Leading up to President Obama’s job speech tomorrow evening, there has been much speculation as to the measures the president will propose. The current expectations are that he will suggest a $200 - 300 billion jobs plan, including extensions of the payroll tax holiday, unemployment insurance, and certain business incentives. Also in the mix could be new infrastructure spending, possibly for repairing public schools, and a new tax cut for businesses that hire unemployed workers, perhaps similar to the HIRE Act that was in effect for most of last year.
Details of job creation plans from presidential candidates Mitt Romney and Jon Huntsman have also attracted attention in the lead-up to Thursday’s speech. Both plans call for job creation through permanent tax cuts, regultory reform, trade agreements, and various other measures that would not increase overall federal spending. With regards to tax policy, the Huntsman plan calls for comprehensive tax reform modeled on the Fiscal Commission’s pure zero-plan, wiping out tax expenditures to reduce marginal tax rates to 8 percent, 14 percent, and 23 percent—but uses the additional revenues this would raise to eliminate taxes on capital gains and dividends as opposed to reducing the deficit.

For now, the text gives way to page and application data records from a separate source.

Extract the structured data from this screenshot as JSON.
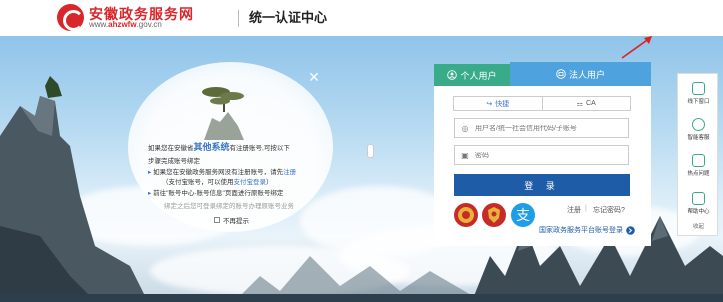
{
  "header": {
    "site_title": "安徽政务服务网",
    "site_url_prefix": "www.",
    "site_url_bold": "ahzwfw",
    "site_url_suffix": ".gov.cn",
    "subtitle": "统一认证中心"
  },
  "notice": {
    "line1_a": "如果您在安徽省",
    "line1_em": "其他系统",
    "line1_b": "有注册账号,可按以下",
    "line2": "步骤完成账号绑定",
    "line3_a": "如果您在安徽政务服务网没有注册账号，请先",
    "line3_link": "注册",
    "line4_a": "（支付宝账号，可以使用",
    "line4_link": "支付宝登录",
    "line4_b": "）",
    "line5": "前往\"账号中心-账号信息\"页面进行原账号绑定",
    "line6": "绑定之后您可登录绑定的账号办理原账号业务",
    "no_remind": "不再提示"
  },
  "login": {
    "tab_personal": "个人用户",
    "tab_legal": "法人用户",
    "mode_quick": "快捷",
    "mode_ca": "CA",
    "username_placeholder": "用户名/统一社会信用代码/子账号",
    "password_placeholder": "密码",
    "login_button": "登 录",
    "register_link": "注册",
    "forgot_link": "忘记密码?",
    "national_link": "国家政务服务平台账号登录"
  },
  "sidebar": {
    "items": [
      {
        "label": "线下窗口"
      },
      {
        "label": "智能客服"
      },
      {
        "label": "热点问题"
      },
      {
        "label": "帮助中心"
      }
    ],
    "close_label": "收起"
  },
  "colors": {
    "brand_red": "#d9262a",
    "personal_green": "#3aab88",
    "legal_blue": "#4ea2dd",
    "login_blue": "#1f5ca7"
  }
}
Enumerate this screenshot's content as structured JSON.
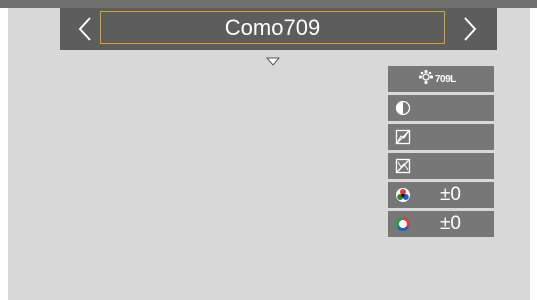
{
  "header": {
    "title": "Como709",
    "prev_icon": "chevron-left-icon",
    "next_icon": "chevron-right-icon",
    "accent_color": "#d9a21f"
  },
  "dropdown_icon": "triangle-down-icon",
  "panel": {
    "mode_label": "709L",
    "mode_icon": "photo-style-icon",
    "rows": [
      {
        "icon": "contrast-icon",
        "value": ""
      },
      {
        "icon": "highlight-icon",
        "value": ""
      },
      {
        "icon": "shadow-icon",
        "value": ""
      },
      {
        "icon": "saturation-icon",
        "value": "±0"
      },
      {
        "icon": "color-tone-icon",
        "value": "±0"
      }
    ]
  }
}
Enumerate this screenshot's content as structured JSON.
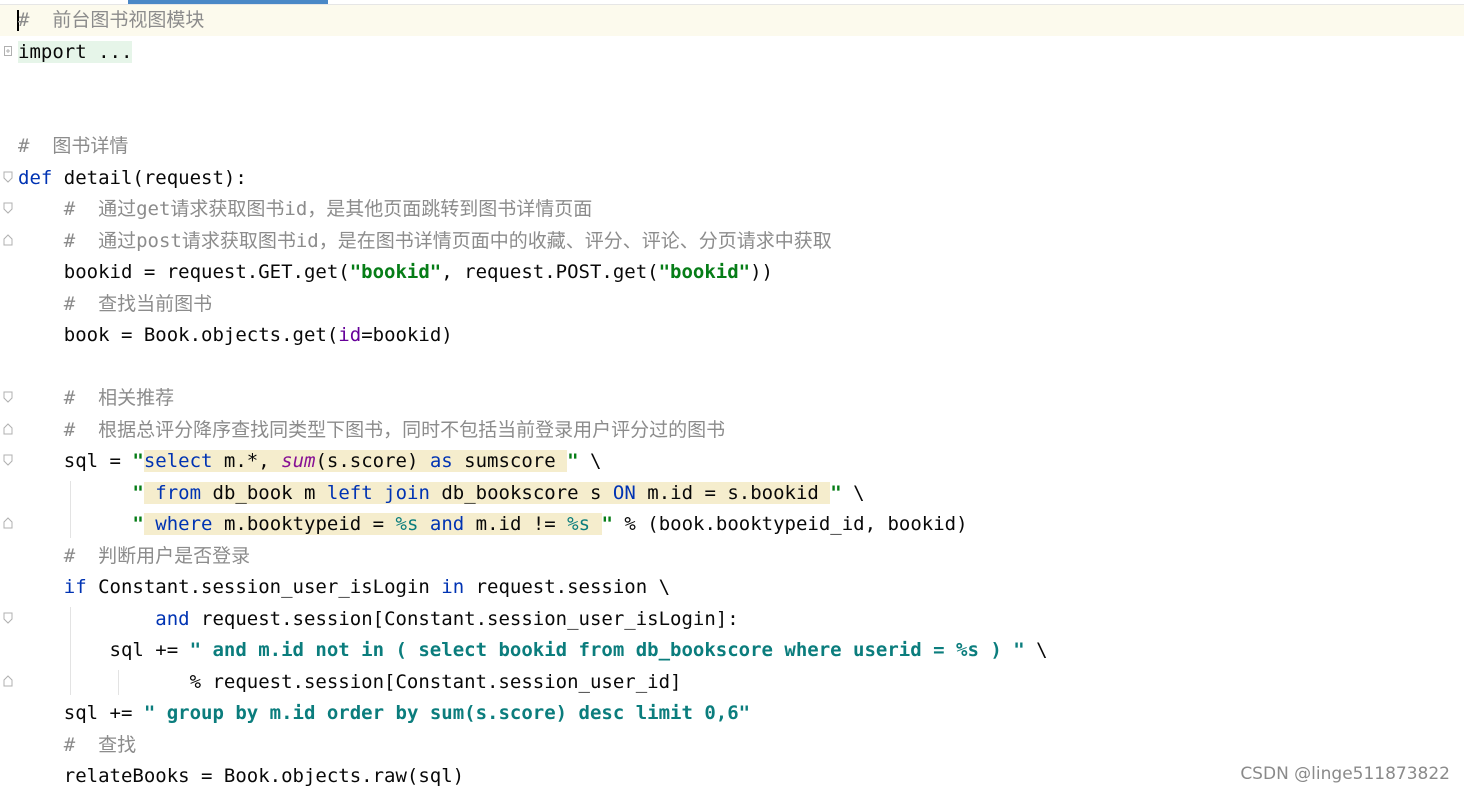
{
  "editor": {
    "lines": [
      {
        "fold": "",
        "current": true,
        "tokens": [
          {
            "t": "#  前台图书视图模块",
            "c": "cm"
          }
        ]
      },
      {
        "fold": "plus",
        "tokens": [
          {
            "t": "import ...",
            "c": "kw-fold"
          }
        ]
      },
      {
        "fold": "",
        "tokens": []
      },
      {
        "fold": "",
        "tokens": []
      },
      {
        "fold": "",
        "tokens": [
          {
            "t": "#  图书详情",
            "c": "cm"
          }
        ]
      },
      {
        "fold": "open",
        "tokens": [
          {
            "t": "def",
            "c": "kw"
          },
          {
            "t": " detail(request):",
            "c": ""
          }
        ]
      },
      {
        "fold": "open",
        "tokens": [
          {
            "t": "    ",
            "c": ""
          },
          {
            "t": "#  通过get请求获取图书id，是其他页面跳转到图书详情页面",
            "c": "cm"
          }
        ]
      },
      {
        "fold": "close",
        "tokens": [
          {
            "t": "    ",
            "c": ""
          },
          {
            "t": "#  通过post请求获取图书id，是在图书详情页面中的收藏、评分、评论、分页请求中获取",
            "c": "cm"
          }
        ]
      },
      {
        "fold": "",
        "tokens": [
          {
            "t": "    bookid = request.GET.get(",
            "c": ""
          },
          {
            "t": "\"bookid\"",
            "c": "str"
          },
          {
            "t": ", request.POST.get(",
            "c": ""
          },
          {
            "t": "\"bookid\"",
            "c": "str"
          },
          {
            "t": "))",
            "c": ""
          }
        ]
      },
      {
        "fold": "",
        "tokens": [
          {
            "t": "    ",
            "c": ""
          },
          {
            "t": "#  查找当前图书",
            "c": "cm"
          }
        ]
      },
      {
        "fold": "",
        "tokens": [
          {
            "t": "    book = Book.objects.get(",
            "c": ""
          },
          {
            "t": "id",
            "c": "param"
          },
          {
            "t": "=bookid)",
            "c": ""
          }
        ]
      },
      {
        "fold": "",
        "tokens": []
      },
      {
        "fold": "open",
        "tokens": [
          {
            "t": "    ",
            "c": ""
          },
          {
            "t": "#  相关推荐",
            "c": "cm"
          }
        ]
      },
      {
        "fold": "close",
        "tokens": [
          {
            "t": "    ",
            "c": ""
          },
          {
            "t": "#  根据总评分降序查找同类型下图书，同时不包括当前登录用户评分过的图书",
            "c": "cm"
          }
        ]
      },
      {
        "fold": "open",
        "tokens": [
          {
            "t": "    sql = ",
            "c": ""
          },
          {
            "t": "\"",
            "c": "str"
          },
          {
            "t": "select",
            "c": "sqlkw inj"
          },
          {
            "t": " m.*, ",
            "c": "inj"
          },
          {
            "t": "sum",
            "c": "fn inj"
          },
          {
            "t": "(s.score) ",
            "c": "inj"
          },
          {
            "t": "as",
            "c": "sqlkw inj"
          },
          {
            "t": " sumscore ",
            "c": "inj"
          },
          {
            "t": "\"",
            "c": "str"
          },
          {
            "t": " \\",
            "c": ""
          }
        ]
      },
      {
        "fold": "",
        "tokens": [
          {
            "t": "          ",
            "c": ""
          },
          {
            "t": "\"",
            "c": "str"
          },
          {
            "t": " ",
            "c": "inj"
          },
          {
            "t": "from",
            "c": "sqlkw inj"
          },
          {
            "t": " db_book m ",
            "c": "inj"
          },
          {
            "t": "left",
            "c": "sqlkw inj"
          },
          {
            "t": " ",
            "c": "inj"
          },
          {
            "t": "join",
            "c": "sqlkw inj"
          },
          {
            "t": " db_bookscore s ",
            "c": "inj"
          },
          {
            "t": "ON",
            "c": "sqlkw inj"
          },
          {
            "t": " m.id = s.bookid ",
            "c": "inj"
          },
          {
            "t": "\"",
            "c": "str"
          },
          {
            "t": " \\",
            "c": ""
          }
        ]
      },
      {
        "fold": "close",
        "tokens": [
          {
            "t": "          ",
            "c": ""
          },
          {
            "t": "\"",
            "c": "str"
          },
          {
            "t": " ",
            "c": "inj"
          },
          {
            "t": "where",
            "c": "sqlkw inj"
          },
          {
            "t": " m.booktypeid = ",
            "c": "inj"
          },
          {
            "t": "%s",
            "c": "fmt inj"
          },
          {
            "t": " ",
            "c": "inj"
          },
          {
            "t": "and",
            "c": "sqlkw inj"
          },
          {
            "t": " m.id != ",
            "c": "inj"
          },
          {
            "t": "%s",
            "c": "fmt inj"
          },
          {
            "t": " ",
            "c": "inj"
          },
          {
            "t": "\"",
            "c": "str"
          },
          {
            "t": " % (book.booktypeid_id, bookid)",
            "c": ""
          }
        ]
      },
      {
        "fold": "",
        "tokens": [
          {
            "t": "    ",
            "c": ""
          },
          {
            "t": "#  判断用户是否登录",
            "c": "cm"
          }
        ]
      },
      {
        "fold": "",
        "tokens": [
          {
            "t": "    ",
            "c": ""
          },
          {
            "t": "if",
            "c": "kw"
          },
          {
            "t": " Constant.session_user_isLogin ",
            "c": ""
          },
          {
            "t": "in",
            "c": "kw"
          },
          {
            "t": " request.session \\",
            "c": ""
          }
        ]
      },
      {
        "fold": "open",
        "tokens": [
          {
            "t": "            ",
            "c": ""
          },
          {
            "t": "and",
            "c": "kw"
          },
          {
            "t": " request.session[Constant.session_user_isLogin]:",
            "c": ""
          }
        ]
      },
      {
        "fold": "",
        "tokens": [
          {
            "t": "        sql += ",
            "c": ""
          },
          {
            "t": "\" and m.id not in ( select bookid from db_bookscore where userid = %s ) \"",
            "c": "sql"
          },
          {
            "t": " \\",
            "c": ""
          }
        ]
      },
      {
        "fold": "close",
        "tokens": [
          {
            "t": "               % request.session[Constant.session_user_id]",
            "c": ""
          }
        ]
      },
      {
        "fold": "",
        "tokens": [
          {
            "t": "    sql += ",
            "c": ""
          },
          {
            "t": "\" group by m.id order by sum(s.score) desc limit 0,6\"",
            "c": "sql"
          }
        ]
      },
      {
        "fold": "",
        "tokens": [
          {
            "t": "    ",
            "c": ""
          },
          {
            "t": "#  查找",
            "c": "cm"
          }
        ]
      },
      {
        "fold": "",
        "tokens": [
          {
            "t": "    relateBooks = Book.objects.raw(sql)",
            "c": ""
          }
        ]
      }
    ]
  },
  "watermark": "CSDN @linge511873822",
  "colors": {
    "keyword": "#0033b3",
    "comment": "#8c8c8c",
    "string": "#067d17",
    "sql_string": "#0b7d7d",
    "injection_bg": "#f5edcd",
    "current_line_bg": "#fcfaed",
    "folded_bg": "#e6f5e9"
  }
}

The Romney plan also envisions comprehensive tax reform, but for now calls for extending current rates, eliminating the estate tax, and eliminating taxes on capital gains and dividends for people making under $200,000 per year. Both plans also call for reducing the corporate tax rates to 25 percent and moving to a territorial tax system to spur economic growth (although the Huntsman plan offsets the cost of doing so through base broadening.
As members of both parties discuss ways to promote growth and create jobs, they must be mindful of the fiscal implications of those policies. Any new spending or tax cuts should be offset with future cuts and/or revenue increases. As CRFB president Maya MacGuineas recently stated,
"...markets aren't going to react too kindly to legislation that makes the debt situation even worse than it already is. That's why we should pay for job measures today with gradual spending cuts or revenue increases... A sustained economic recovery is going to require that we stop adding to our debt burden."